* **Task statement**: Please retype the whole listing so that it matches the original exactly.

::: Records for this task

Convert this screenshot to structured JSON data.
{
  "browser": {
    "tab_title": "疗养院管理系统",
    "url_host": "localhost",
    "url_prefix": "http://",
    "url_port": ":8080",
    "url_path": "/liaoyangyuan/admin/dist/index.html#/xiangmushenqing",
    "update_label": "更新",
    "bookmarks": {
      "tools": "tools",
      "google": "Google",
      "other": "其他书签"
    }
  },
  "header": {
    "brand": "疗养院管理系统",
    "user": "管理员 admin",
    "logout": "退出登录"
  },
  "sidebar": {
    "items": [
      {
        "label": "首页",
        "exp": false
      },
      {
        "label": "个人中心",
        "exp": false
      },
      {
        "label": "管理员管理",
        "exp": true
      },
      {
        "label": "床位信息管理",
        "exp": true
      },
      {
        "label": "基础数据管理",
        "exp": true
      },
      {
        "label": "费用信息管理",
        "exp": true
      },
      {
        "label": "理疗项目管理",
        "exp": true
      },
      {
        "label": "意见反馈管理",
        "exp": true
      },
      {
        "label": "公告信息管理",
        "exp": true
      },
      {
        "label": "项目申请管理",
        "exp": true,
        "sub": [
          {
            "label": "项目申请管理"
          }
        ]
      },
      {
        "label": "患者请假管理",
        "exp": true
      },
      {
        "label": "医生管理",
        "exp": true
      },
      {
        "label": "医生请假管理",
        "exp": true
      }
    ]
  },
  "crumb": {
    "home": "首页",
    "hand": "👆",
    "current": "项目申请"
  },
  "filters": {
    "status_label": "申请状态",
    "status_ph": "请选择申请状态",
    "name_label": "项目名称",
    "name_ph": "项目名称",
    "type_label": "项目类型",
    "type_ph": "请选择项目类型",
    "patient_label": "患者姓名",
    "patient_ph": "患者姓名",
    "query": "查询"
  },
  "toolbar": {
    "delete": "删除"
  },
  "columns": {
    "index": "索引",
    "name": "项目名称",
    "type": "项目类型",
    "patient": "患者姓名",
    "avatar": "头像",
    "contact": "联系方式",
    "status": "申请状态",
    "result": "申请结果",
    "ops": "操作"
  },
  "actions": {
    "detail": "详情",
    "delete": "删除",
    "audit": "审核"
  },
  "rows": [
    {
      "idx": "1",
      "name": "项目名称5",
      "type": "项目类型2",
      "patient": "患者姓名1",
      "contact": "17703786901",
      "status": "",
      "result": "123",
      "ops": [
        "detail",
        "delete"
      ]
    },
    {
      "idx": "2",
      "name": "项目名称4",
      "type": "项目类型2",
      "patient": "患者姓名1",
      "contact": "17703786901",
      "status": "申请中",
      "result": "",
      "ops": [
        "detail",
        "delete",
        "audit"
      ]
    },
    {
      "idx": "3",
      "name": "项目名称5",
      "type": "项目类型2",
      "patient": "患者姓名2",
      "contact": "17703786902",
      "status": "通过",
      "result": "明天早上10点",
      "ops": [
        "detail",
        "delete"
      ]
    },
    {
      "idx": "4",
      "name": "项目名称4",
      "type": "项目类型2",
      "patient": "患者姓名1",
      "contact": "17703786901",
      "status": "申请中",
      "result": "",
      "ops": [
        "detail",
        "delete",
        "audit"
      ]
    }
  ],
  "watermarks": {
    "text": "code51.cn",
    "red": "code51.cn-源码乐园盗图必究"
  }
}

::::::

* **Response for this exercise**:
Convert this screenshot to structured JSON data.
{
  "browser": {
    "tab_title": "疗养院管理系统",
    "url_host": "localhost",
    "url_prefix": "http://",
    "url_port": ":8080",
    "url_path": "/liaoyangyuan/admin/dist/index.html#/xiangmushenqing",
    "update_label": "更新",
    "bookmarks": {
      "tools": "tools",
      "google": "Google",
      "other": "其他书签"
    }
  },
  "header": {
    "brand": "疗养院管理系统",
    "user": "管理员 admin",
    "logout": "退出登录"
  },
  "sidebar": {
    "items": [
      {
        "label": "首页",
        "exp": false
      },
      {
        "label": "个人中心",
        "exp": false
      },
      {
        "label": "管理员管理",
        "exp": true
      },
      {
        "label": "床位信息管理",
        "exp": true
      },
      {
        "label": "基础数据管理",
        "exp": true
      },
      {
        "label": "费用信息管理",
        "exp": true
      },
      {
        "label": "理疗项目管理",
        "exp": true
      },
      {
        "label": "意见反馈管理",
        "exp": true
      },
      {
        "label": "公告信息管理",
        "exp": true
      },
      {
        "label": "项目申请管理",
        "exp": true,
        "sub": [
          {
            "label": "项目申请管理"
          }
        ]
      },
      {
        "label": "患者请假管理",
        "exp": true
      },
      {
        "label": "医生管理",
        "exp": true
      },
      {
        "label": "医生请假管理",
        "exp": true
      }
    ]
  },
  "crumb": {
    "home": "首页",
    "hand": "👆",
    "current": "项目申请"
  },
  "filters": {
    "status_label": "申请状态",
    "status_ph": "请选择申请状态",
    "name_label": "项目名称",
    "name_ph": "项目名称",
    "type_label": "项目类型",
    "type_ph": "请选择项目类型",
    "patient_label": "患者姓名",
    "patient_ph": "患者姓名",
    "query": "查询"
  },
  "toolbar": {
    "delete": "删除"
  },
  "columns": {
    "index": "索引",
    "name": "项目名称",
    "type": "项目类型",
    "patient": "患者姓名",
    "avatar": "头像",
    "contact": "联系方式",
    "status": "申请状态",
    "result": "申请结果",
    "ops": "操作"
  },
  "actions": {
    "detail": "详情",
    "delete": "删除",
    "audit": "审核"
  },
  "rows": [
    {
      "idx": "1",
      "name": "项目名称5",
      "type": "项目类型2",
      "patient": "患者姓名1",
      "contact": "17703786901",
      "status": "",
      "result": "123",
      "ops": [
        "detail",
        "delete"
      ]
    },
    {
      "idx": "2",
      "name": "项目名称4",
      "type": "项目类型2",
      "patient": "患者姓名1",
      "contact": "17703786901",
      "status": "申请中",
      "result": "",
      "ops": [
        "detail",
        "delete",
        "audit"
      ]
    },
    {
      "idx": "3",
      "name": "项目名称5",
      "type": "项目类型2",
      "patient": "患者姓名2",
      "contact": "17703786902",
      "status": "通过",
      "result": "明天早上10点",
      "ops": [
        "detail",
        "delete"
      ]
    },
    {
      "idx": "4",
      "name": "项目名称4",
      "type": "项目类型2",
      "patient": "患者姓名1",
      "contact": "17703786901",
      "status": "申请中",
      "result": "",
      "ops": [
        "detail",
        "delete",
        "audit"
      ]
    }
  ],
  "watermarks": {
    "text": "code51.cn",
    "red": "code51.cn-源码乐园盗图必究"
  }
}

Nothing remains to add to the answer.